First it was Ebola, back in September 2014 threatening to scupper our trip out to Morocco. I thought the spread of the disease would surely stop any travel in and out of West Africa. However it has remained relatively confined to the three main countries of Guinea, Sierra Leone, and Liberia, the closest of which is over 1500 miles away from Morocco, similar in distance between London and Moscow. Food for thought.
The second hurdle was plantar fasciitis in my right foot, slowly worsening in November, and by Christmas it was so painful every morning upon waking I couldn’t stand on it. The pain would ease a little during the day but then if I tried to go for a walk on it, it would rapidly get worse again. A combination approach to treating it – stretching, massage, rolling it over a frozen bottle, cold spray, cold gel, a brutal chiropractor, and insoles in my shoes and several weeks later it is manageable, can happily tolerate long distances, and is much, much better than either me or my chiropractor anticipated it would be. Happy days.
But that brings us to the third and final hurdle I am facing now, with just over three weeks to go until departure. Just as I thought the ever increasing number of blisters on my feet and my inability to break my desert boots in were my biggest problems, I was proved wrong. It seems the plantar fasciitis, the long distances, hard training, and uncomfortable desert boots have worked together to seemingly cause a stress fracture in my second metatarsal. Also known as a march fracture, due to it being commonly seen in marching soldiers. The muscle transfers some of the strain over to the bone, which then makes it’s own protest in the form of refusing to bear any more weight. At all. ‘Get off me!’ it shouts. Okay then.
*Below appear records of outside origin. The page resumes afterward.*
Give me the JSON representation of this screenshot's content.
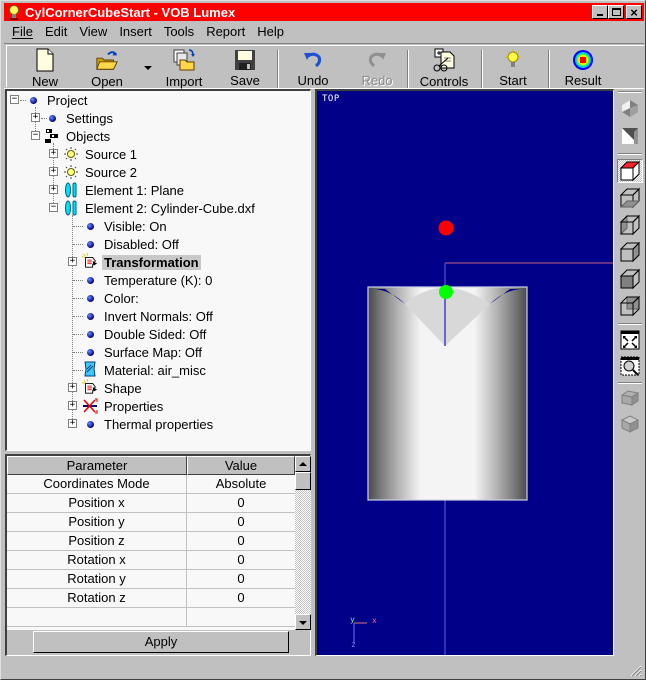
{
  "window": {
    "title": "CylCornerCubeStart - VOB Lumex",
    "title_bar_color": "#ff0000",
    "controls": {
      "minimize": "_",
      "maximize": "□",
      "close": "×"
    }
  },
  "menu": [
    {
      "label": "File",
      "accel": "F"
    },
    {
      "label": "Edit",
      "accel": "E"
    },
    {
      "label": "View",
      "accel": "V"
    },
    {
      "label": "Insert",
      "accel": "I"
    },
    {
      "label": "Tools",
      "accel": "T"
    },
    {
      "label": "Report",
      "accel": "R"
    },
    {
      "label": "Help",
      "accel": "H"
    }
  ],
  "toolbar": {
    "new": {
      "label": "New",
      "icon": "new-document-icon"
    },
    "open": {
      "label": "Open",
      "icon": "open-folder-icon"
    },
    "import": {
      "label": "Import",
      "icon": "import-icon"
    },
    "save": {
      "label": "Save",
      "icon": "floppy-disk-icon"
    },
    "undo": {
      "label": "Undo",
      "icon": "undo-arrow-icon"
    },
    "redo": {
      "label": "Redo",
      "icon": "redo-arrow-icon",
      "disabled": true
    },
    "controls": {
      "label": "Controls",
      "icon": "controls-icon"
    },
    "start": {
      "label": "Start",
      "icon": "lightbulb-icon"
    },
    "result": {
      "label": "Result",
      "icon": "heatmap-result-icon"
    }
  },
  "tree": {
    "project": "Project",
    "settings": "Settings",
    "objects": "Objects",
    "source1": "Source 1",
    "source2": "Source 2",
    "element1": "Element 1: Plane",
    "element2": "Element 2: Cylinder-Cube.dxf",
    "visible": "Visible: On",
    "disabled": "Disabled: Off",
    "transformation": "Transformation",
    "temperature": "Temperature (K): 0",
    "color": "Color:",
    "invert_normals": "Invert Normals: Off",
    "double_sided": "Double Sided: Off",
    "surface_map": "Surface Map: Off",
    "material": "Material: air_misc",
    "shape": "Shape",
    "properties": "Properties",
    "thermal": "Thermal properties",
    "selected": "Transformation"
  },
  "params": {
    "header": {
      "param": "Parameter",
      "value": "Value"
    },
    "rows": [
      {
        "param": "Coordinates Mode",
        "value": "Absolute"
      },
      {
        "param": "Position x",
        "value": "0"
      },
      {
        "param": "Position y",
        "value": "0"
      },
      {
        "param": "Position z",
        "value": "0"
      },
      {
        "param": "Rotation x",
        "value": "0"
      },
      {
        "param": "Rotation y",
        "value": "0"
      },
      {
        "param": "Rotation z",
        "value": "0"
      },
      {
        "param": "",
        "value": ""
      }
    ],
    "apply_label": "Apply"
  },
  "viewport": {
    "view_name": "TOP",
    "background": "#000088",
    "axes": {
      "x": "x",
      "y": "y",
      "z": "z"
    },
    "markers": {
      "source_color": "#ff0000",
      "origin_color": "#00ff00"
    }
  },
  "side_toolbar": [
    "shaded-view-icon",
    "wireframe-view-icon",
    "view-top-icon",
    "view-bottom-icon",
    "view-left-icon",
    "view-right-icon",
    "view-front-icon",
    "zoom-extents-icon",
    "zoom-window-icon",
    "rotate-box-icon",
    "isometric-box-icon"
  ]
}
The xray didn’t show anything up, but that is quite typical for this kind of injury. The pain on weight-bearing was enough to convince me that I needed to slow down, and then the look on my chiropractor’s face and his frustration at the thought of all the work we’ve done between us on my back, hips and feet ending with a fracture… Well, I shed a few tears, I will admit. The thought of not being able to complete the trek now, after all the planning, training, card-making, fund-raising, psychological preparation, and build up, was almost too much to even consider. I wanted to shut down and hide. Old habits die very hard.
I probably spent about 24 hours in a bit of a state. I couldn’t put any weight on my right foot and I was so annoyed at myself for having pushed so hard and ending up like this. I couldn’t contemplate letting everyone down. Luckily for me, all my psychological therapy is paying off. I managed to get it into perspective. On a scale of dreadful events, this doesn’t even feature. Taking stock, I thought ‘it ain’t over till the fat lady sings’ and ‘the only way I’m not doing this trek is if I’m in a wooden box’. The real me kicked back in.
So plan in place: no training, foot up, no negative thinking, wait, rest and recuperate. Next week is half term so I wasn’t going to be able to do as much training anyway. My foot is already feeling better now I’ve been off it for 3 days. Although still worried about the impact of the trek on an injured foot, I’m very confident I will be in the desert this time in 4 weeks. Just coming to the end of our 100k. Shattered and in pain? Definitely. Blistered up like bubble wrap? Absolutely. Exhilarated and proud of myself? Better had be.